The Lawyer Asia Pacific 150 is the only research report to provide a ranking of the top 100 independent local firms and top 50 global firms in the region. The report offers critical review of some of the fastest growing firms and their strategies, a country-by-country guide to leading legal advisers and legal services market trends, plus exclusive insight into the current business development opportunities in the Asia Pacific. Read more
This year, The Lawyer’s annual ranking of the largest UK law firms by turnover is available as an interactive, digital benchmarking tool. For the first time this will allow you to manipulate each data set against the metrics of your choice.
Eversheds and Berrymans Lace Mawer have won a controversial House of Lords case limiting the amount of compensation which can be claimed by the victims of asbestos-related diseases.
Eversheds, acting for Smiths Docks and British Shipbuilders, and Berrymans, acting for construction giant Corus, successfully fought a conjoined appeal against previous decisions awarding damages to the widows of men who had died from the asbestos-related illness mesothelioma.
This morning (3 May) the House of Lords ruled by a four to one majority that the damages should be limited according to the breach of duty attributable to the employers.
The decision was slammed by groups including the Association of Personal Injury Lawyers. President Richard Langton said in a statement: “To take away [the victims’] right to full and just compensation is like saying they contracted the disease through nothing more than bad luck.”
Eversheds and Berrymans jointly instructed Four New Square’s Jeremy Stuart-Smith QC for the appellants.

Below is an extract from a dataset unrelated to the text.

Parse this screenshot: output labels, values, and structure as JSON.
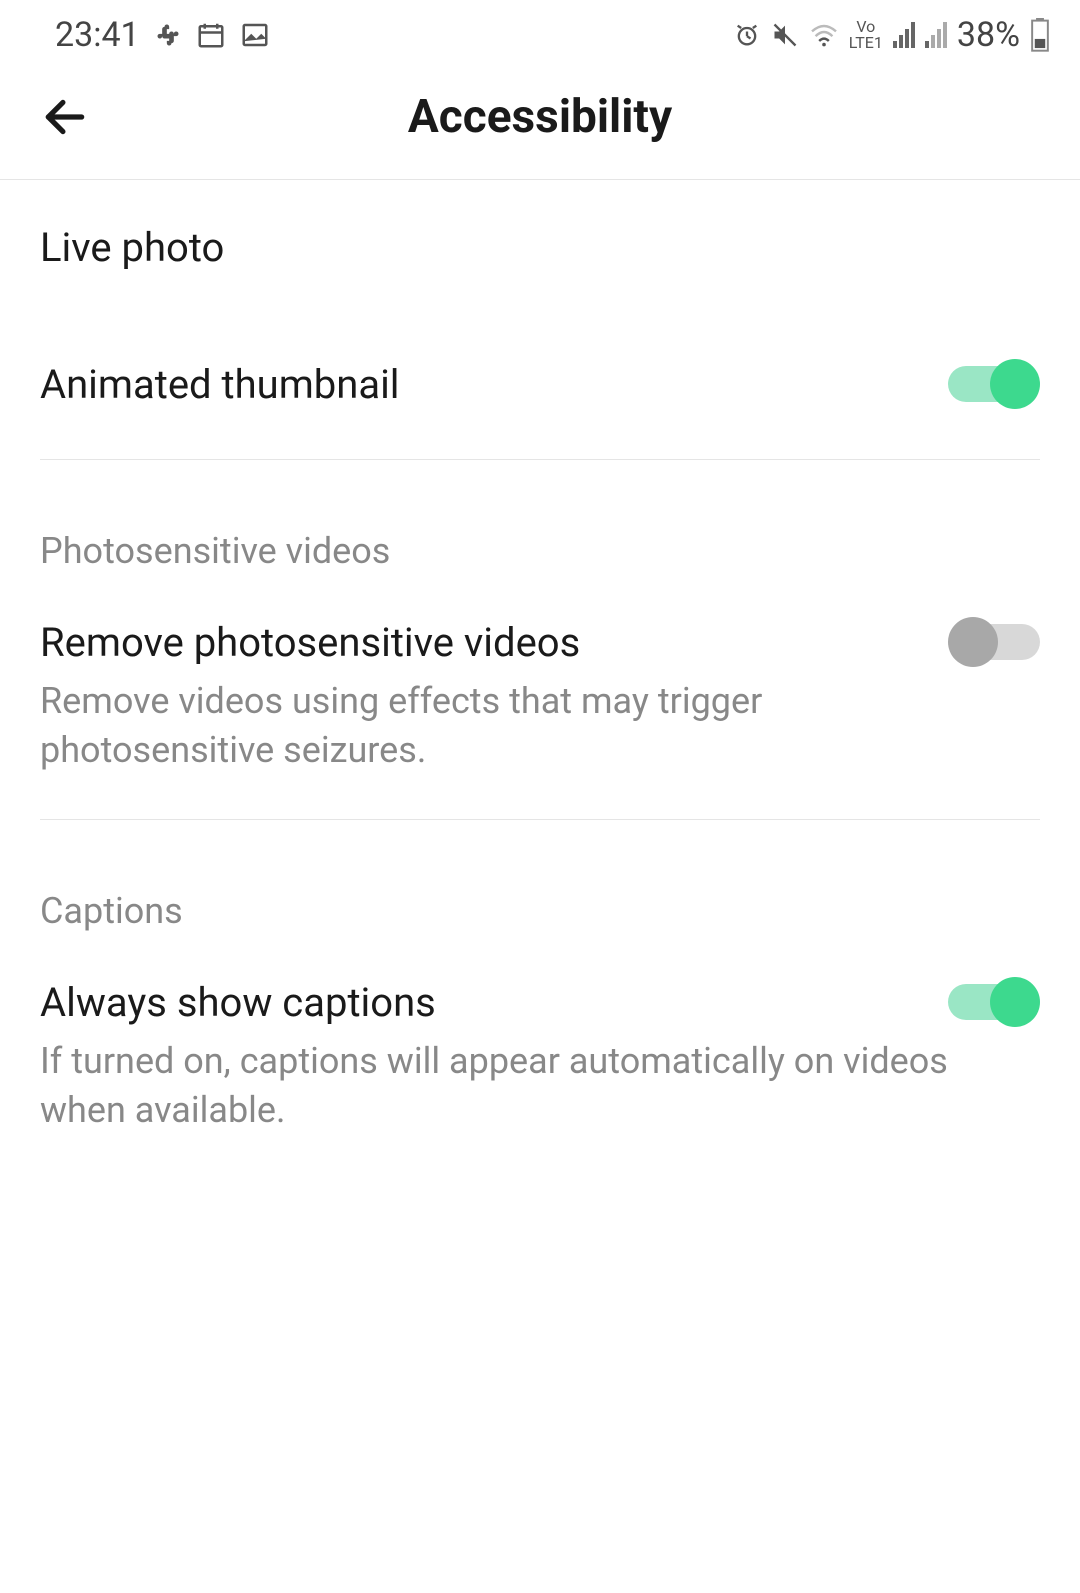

The widows were represented by John Pickering & Partners and Thompsons, instructing David Allan QC of Manchester set Byrom Street Chambers; and Newcastle firm Robinson & Murphy, instructing 12 King’s Bench Walk’s Allan Gore QC